- osteonecrosis of the Jaw (ONJ) is an uncommon but potentially serious complication of bisphosphonate therapy. It occurs in 0.5-3% of people who receive bisphosphonates, particularly those who receive treatment for extended periods of time (>2 years), who have poor dental health or who undergo invasive dental work (such as tooth extractions) while on treatment. While ONJ can be very mild, it can also cause pain, swelling and bone damage around tooth sockets; leading to loose teeth, sharp edges of exposed bone or dead bone. Treatment of ONJ, which is done in consultation with a dental surgeon, may involve regular mouth washes, antibiotics, dental guards and, if needed, dental surgery. Although ONJ is uncommon, steps can be taken for its prevention, including maintaining oral hygiene, regular dental care (at least annually), avoiding tooth extraction or jaw surgery where possible, and having any required dental care completed prior to beginning bisphosphonate therapy.
General measures to improve bone health
These can include:
- adequate pain control to allow for movement and exercise
- radiation therapy and/or orthopaedic surgery to damaged bones, to restore structural integrity of bones and recovery of full mobility
- exercise, especially walking, to enhance bone strength, flexibility, and endurance
- avoiding risky activities (e.g. skiing, skating, climbing ladders) which can increase the likelihood of falls, and
- regular re-evaluation and follow-up testing of bone density.
Developed by the Leukaemia Foundation in consultation with people living with a blood cancer, Leukaemia Foundation support staff, haematology nursing staff and/or Australian clinical haematologists.
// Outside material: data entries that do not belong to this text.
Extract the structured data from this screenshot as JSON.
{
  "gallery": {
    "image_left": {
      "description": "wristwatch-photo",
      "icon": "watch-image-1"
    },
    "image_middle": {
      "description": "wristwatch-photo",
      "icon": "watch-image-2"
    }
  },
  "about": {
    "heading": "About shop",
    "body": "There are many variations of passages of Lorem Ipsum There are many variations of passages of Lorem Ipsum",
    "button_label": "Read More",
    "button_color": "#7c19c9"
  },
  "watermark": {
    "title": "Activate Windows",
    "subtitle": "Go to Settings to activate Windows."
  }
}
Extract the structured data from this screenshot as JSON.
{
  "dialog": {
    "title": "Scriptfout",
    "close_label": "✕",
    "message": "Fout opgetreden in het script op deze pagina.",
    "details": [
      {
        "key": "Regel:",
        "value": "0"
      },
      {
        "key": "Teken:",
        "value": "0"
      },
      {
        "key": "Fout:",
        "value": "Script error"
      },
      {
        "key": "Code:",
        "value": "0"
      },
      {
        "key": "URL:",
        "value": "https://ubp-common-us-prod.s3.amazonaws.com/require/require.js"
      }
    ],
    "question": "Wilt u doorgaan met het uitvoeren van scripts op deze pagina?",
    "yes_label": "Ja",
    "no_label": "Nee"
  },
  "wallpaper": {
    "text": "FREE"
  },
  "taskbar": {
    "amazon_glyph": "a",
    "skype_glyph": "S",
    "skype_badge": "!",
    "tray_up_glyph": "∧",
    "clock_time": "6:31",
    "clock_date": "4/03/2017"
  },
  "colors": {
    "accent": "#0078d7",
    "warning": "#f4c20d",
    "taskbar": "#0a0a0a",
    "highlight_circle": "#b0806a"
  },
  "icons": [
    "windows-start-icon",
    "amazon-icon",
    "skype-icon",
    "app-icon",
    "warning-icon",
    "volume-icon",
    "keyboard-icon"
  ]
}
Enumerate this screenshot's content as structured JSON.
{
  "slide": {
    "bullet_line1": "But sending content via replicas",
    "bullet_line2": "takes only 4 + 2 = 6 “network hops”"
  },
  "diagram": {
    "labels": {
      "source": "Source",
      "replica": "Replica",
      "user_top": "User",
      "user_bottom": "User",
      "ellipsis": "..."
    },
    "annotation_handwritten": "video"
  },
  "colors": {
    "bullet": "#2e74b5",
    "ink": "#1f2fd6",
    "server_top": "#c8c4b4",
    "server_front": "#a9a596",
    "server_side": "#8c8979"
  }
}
This content is provided for information purposes only and we urge you to always seek advice from a registered health care professional for diagnosis, treatment and answers to your medical questions, including the suitability of a particular therapy, service, product or treatment in your circumstances. The Leukaemia Foundation shall not bear any liability for any person relying on the materials contained on this website.